A few months ago, I met some really great activists in Washington State’s San Juan Islands, who graciously put me up in a super cool artist’s cabin while I was there to present a speech on the problems with Voting-By Mail. They were really upset by barcodes being added to their mail-in absentee ballots, and have filed suit in Washington against the County to stop the use of these not-so-secret ballots with barcodes.
The full-story is available from San Juan’s Public Access Media project.
Now it seems those who object to tracking numbers, barcodes, or identifying marks on ballots, or the envelopes containing ballots, have a well known devil’s advocate to contend with. Her name is Susan Davis, a Califonrian Democrat leading the charge for liberalized absentee voting laws. In fact she has proposed that voting by mail is a constitutional right. I think that alone makes her worthy of a few phone calls and emails from election integrity activists. However, as I pointed out yesterday, it’s not just Susan Davis, it is a long list of Democrats including some from my home state. So if you oppose the undermining of the secret ballot, send Susan Davis your thoughts. But if you are in the state of Washington, Jay Inslee (D-WA), deserves a phone call as well…
Any voters who have worried whether the local election office has received their mail-in ballots would be able to track the status their ballots under a bill introduced by Congresswoman Susan Davis (D-CA, pictured at left). The Mail-In Ballot Tracking Act (HR 1646) would require states to implement procedures for tracking, via the telephone and Internet, the growing number of mail-in ballots.
“Although voters across the nation are increasingly choosing to cast their ballots by mail because it is more convenient and they have more time to study their choices, many voters have been hesitant to do so because they fear their ballots would get “lost” in the system,” said Davis. “Implementing ballot tracking systems will bring voters peace of mind and reduce the burden on elections offices which are often barraged with phone calls from voters trying to determine the status of their ballots.”
In California’s San Mateo County, mail-in ballots are tracked with great success. The process of tracking overnight packages by using the Internet and the telephone has been available for years. Davis sees no reason why ballots cannot be tracked using similar technology.
The United States Postal Service is currently introducing an “Intelligent Mail” system which, if applied to election mail, will allow voters to find out via the internet or the telephone which postal processing facility last handled their ballots and when they were handled there.
“Mail ballot tracking is a win-win for all,” added Davis. “I believe it will increase voter participation as it increases peace of mind.”
So I’m still wondering who is funding the “Vote-By Mail” lobbyists who seem to be working state-by-state? But at the very least I’ve now identified Susan Davis as one potential fountainhead of the Vote-By Mail phenomenon. Chris Dodd and Barack Obama have also shown a complete lack of understanding of election integrity with their previous and continued support of Vote-by Mail legislation.
I’ve said it before and will say it again, Republicans typically try to limit access to the poll-sites and the ballot to a select few. Voter ID laws, and the concern with individual vote fraud top their public agenda. While Democrats seem to publicly ignore the security, accuracy, or precision of the system in favor of throwing open the floodgates to as many people voting as possible.

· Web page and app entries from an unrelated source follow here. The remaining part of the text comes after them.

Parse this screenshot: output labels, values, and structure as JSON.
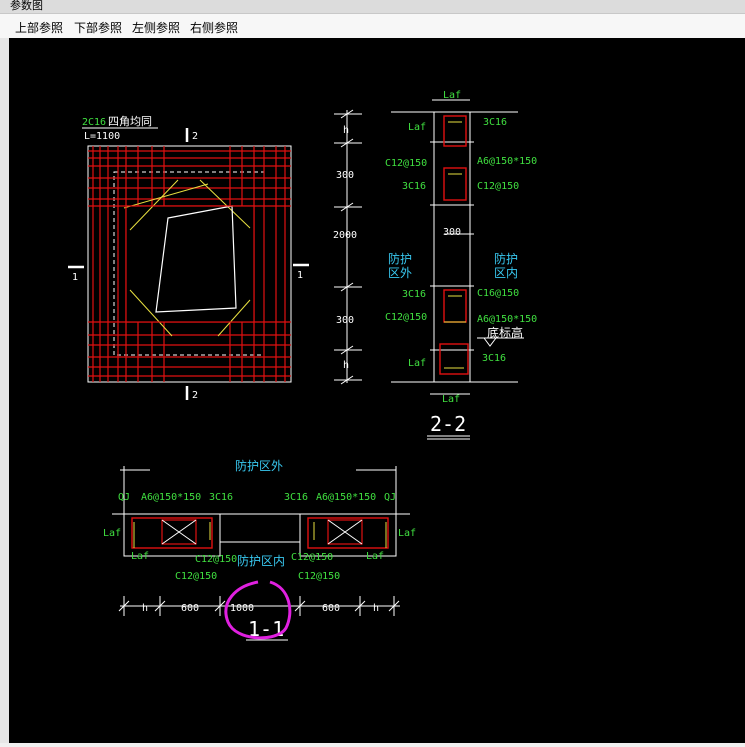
{
  "window": {
    "title": "参数图"
  },
  "menu": {
    "items": [
      {
        "label": "上部参照"
      },
      {
        "label": "下部参照"
      },
      {
        "label": "左侧参照"
      },
      {
        "label": "右侧参照"
      }
    ]
  },
  "drawing": {
    "plan": {
      "rebar_note": "2C16",
      "corner_note": "四角均同",
      "length_note": "L=1100",
      "section_mark_top": "2",
      "section_mark_bottom": "2",
      "section_mark_left": "1",
      "section_mark_right": "1"
    },
    "dims_vertical": {
      "h_top": "h",
      "d300_top": "300",
      "d2000": "2000",
      "d300_bottom": "300",
      "h_bottom": "h"
    },
    "section22": {
      "title": "2-2",
      "laf_top": "Laf",
      "laf_left_top": "Laf",
      "bar_3c16_top_right": "3C16",
      "c12_150_left_upper": "C12@150",
      "a6_top_right": "A6@150*150",
      "bar_3c16_left_upper": "3C16",
      "c12_150_right_upper": "C12@150",
      "d300": "300",
      "outside_zone_l1": "防护",
      "outside_zone_l2": "区外",
      "inside_zone_l1": "防护",
      "inside_zone_l2": "区内",
      "bar_3c16_left_lower": "3C16",
      "c16_150_right": "C16@150",
      "c12_150_left_lower": "C12@150",
      "a6_bottom_right": "A6@150*150",
      "floor_level": "底标高",
      "laf_left_bottom": "Laf",
      "bar_3c16_bottom_right": "3C16",
      "laf_bottom": "Laf"
    },
    "section11": {
      "title": "1-1",
      "outside_zone": "防护区外",
      "inside_zone": "防护区内",
      "qj_left": "QJ",
      "a6_left": "A6@150*150",
      "bar_3c16_left": "3C16",
      "bar_3c16_right": "3C16",
      "a6_right": "A6@150*150",
      "qj_right": "QJ",
      "laf_left": "Laf",
      "laf_right": "Laf",
      "laf_left_inner": "Laf",
      "laf_right_inner": "Laf",
      "c12_left_a": "C12@150",
      "c12_right_a": "C12@150",
      "c12_left_b": "C12@150",
      "c12_right_b": "C12@150",
      "dim_h_left": "h",
      "dim_600_left": "600",
      "dim_1000": "1000",
      "dim_600_right": "600",
      "dim_h_right": "h"
    }
  }
}
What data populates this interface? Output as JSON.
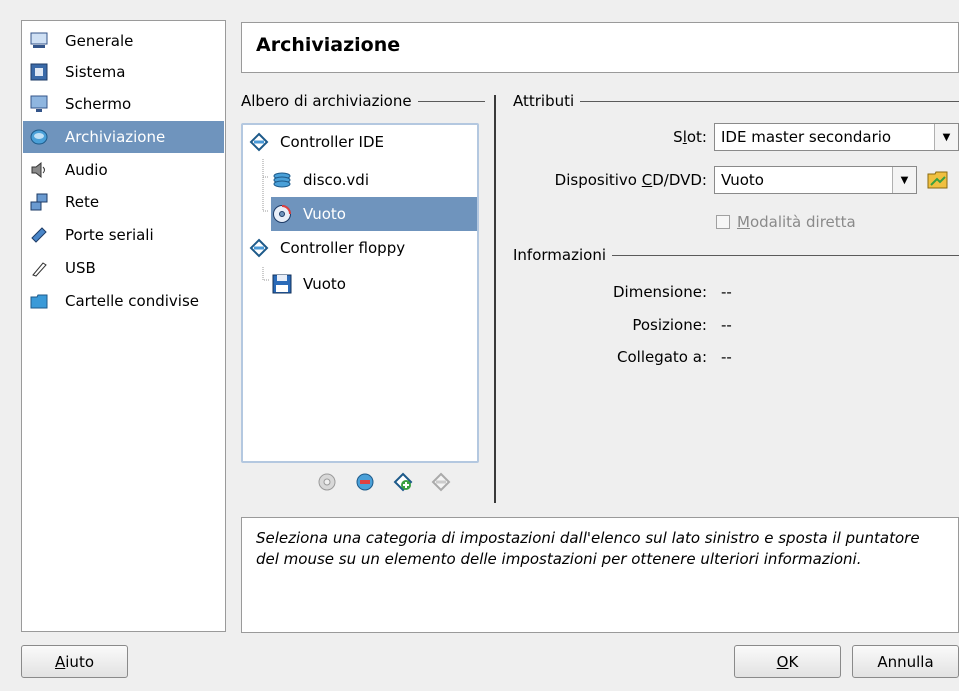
{
  "sidebar": {
    "items": [
      {
        "label": "Generale",
        "icon": "monitor-icon"
      },
      {
        "label": "Sistema",
        "icon": "chip-icon"
      },
      {
        "label": "Schermo",
        "icon": "display-icon"
      },
      {
        "label": "Archiviazione",
        "icon": "storage-icon",
        "selected": true
      },
      {
        "label": "Audio",
        "icon": "speaker-icon"
      },
      {
        "label": "Rete",
        "icon": "network-icon"
      },
      {
        "label": "Porte seriali",
        "icon": "serial-port-icon"
      },
      {
        "label": "USB",
        "icon": "usb-icon"
      },
      {
        "label": "Cartelle condivise",
        "icon": "folder-icon"
      }
    ]
  },
  "page_title": "Archiviazione",
  "tree": {
    "header": "Albero di archiviazione",
    "controller_ide": "Controller IDE",
    "disk": "disco.vdi",
    "cd_empty": "Vuoto",
    "controller_floppy": "Controller floppy",
    "floppy_empty": "Vuoto"
  },
  "attributes": {
    "header": "Attributi",
    "slot_label": "Slot:",
    "slot_value": "IDE master secondario",
    "cd_label": "Dispositivo CD/DVD:",
    "cd_value": "Vuoto",
    "passthrough_label": "Modalità diretta",
    "passthrough_checked": false
  },
  "info": {
    "header": "Informazioni",
    "size_label": "Dimensione:",
    "size_value": "--",
    "location_label": "Posizione:",
    "location_value": "--",
    "attached_label": "Collegato a:",
    "attached_value": "--"
  },
  "description": "Seleziona una categoria di impostazioni dall'elenco sul lato sinistro e sposta il puntatore del mouse su un elemento delle impostazioni per ottenere ulteriori informazioni.",
  "buttons": {
    "help": "Aiuto",
    "ok": "OK",
    "cancel": "Annulla"
  },
  "colors": {
    "selection": "#6f94bd",
    "tree_border": "#b4c8e0"
  }
}
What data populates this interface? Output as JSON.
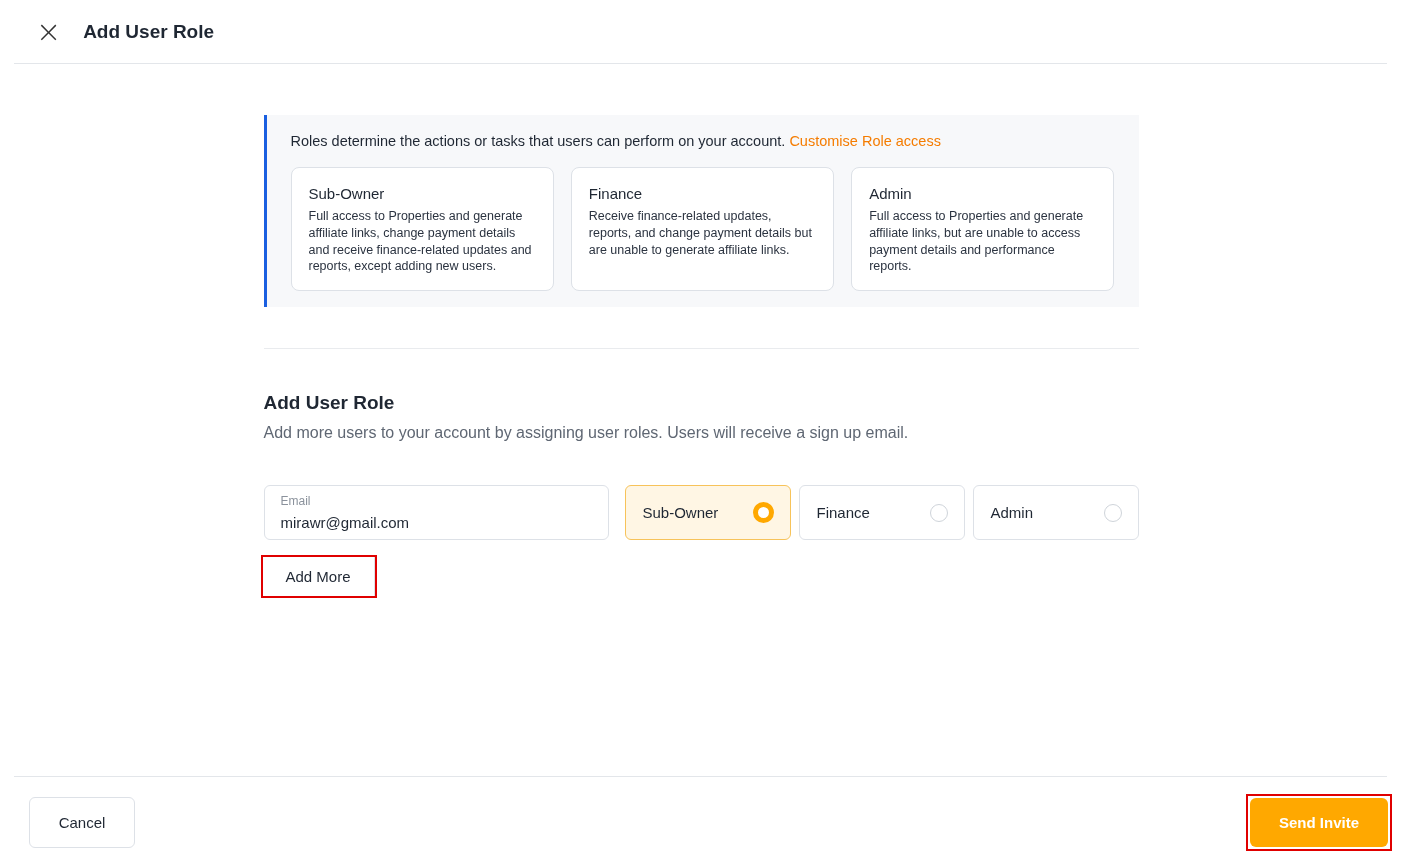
{
  "header": {
    "close": "×",
    "title": "Add User Role"
  },
  "info": {
    "text": "Roles determine the actions or tasks that users can perform on your account.",
    "link": "Customise Role access",
    "roles": [
      {
        "name": "Sub-Owner",
        "description": "Full access to Properties and generate affiliate links, change payment details and receive finance-related updates and reports, except adding new users."
      },
      {
        "name": "Finance",
        "description": "Receive finance-related updates, reports, and change payment details but are unable to generate affiliate links."
      },
      {
        "name": "Admin",
        "description": "Full access to Properties and generate affiliate links, but are unable to access payment details and performance reports."
      }
    ]
  },
  "form": {
    "title": "Add User Role",
    "subtitle": "Add more users to your account by assigning user roles. Users will receive a sign up email.",
    "email": {
      "label": "Email",
      "value": "mirawr@gmail.com"
    },
    "options": [
      {
        "label": "Sub-Owner",
        "selected": true
      },
      {
        "label": "Finance",
        "selected": false
      },
      {
        "label": "Admin",
        "selected": false
      }
    ],
    "add_more": {
      "label": "Add More",
      "highlighted": true
    }
  },
  "footer": {
    "cancel": {
      "label": "Cancel",
      "highlighted": false
    },
    "send": {
      "label": "Send Invite",
      "highlighted": true
    }
  }
}
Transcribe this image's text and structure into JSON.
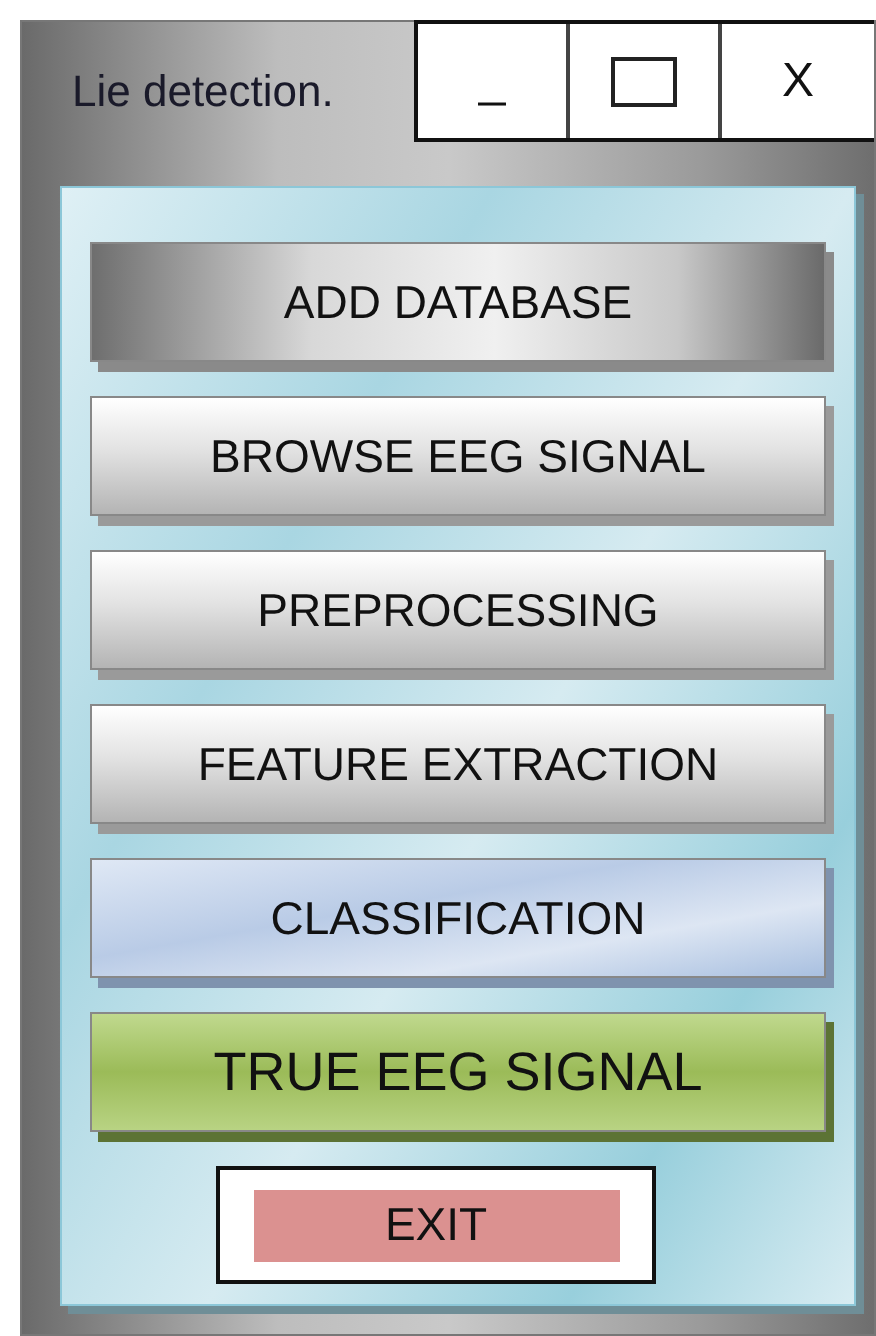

The solution to the issues we must deal with as election integrity advocates will not spring forth from the mind of partisan legislation, and will only be found through logic and reason of the populist nature. A “populist” system of voting would be owned and operated by the public, not private corporations, the post office, or the County. A populist system would aim to make the system of voting in the United States more secure, accurate, and honest, while simultaneously making voting convenient and accesible for all rightful voters. A populist system would look more like this, and less like this.
Filed under: Voting News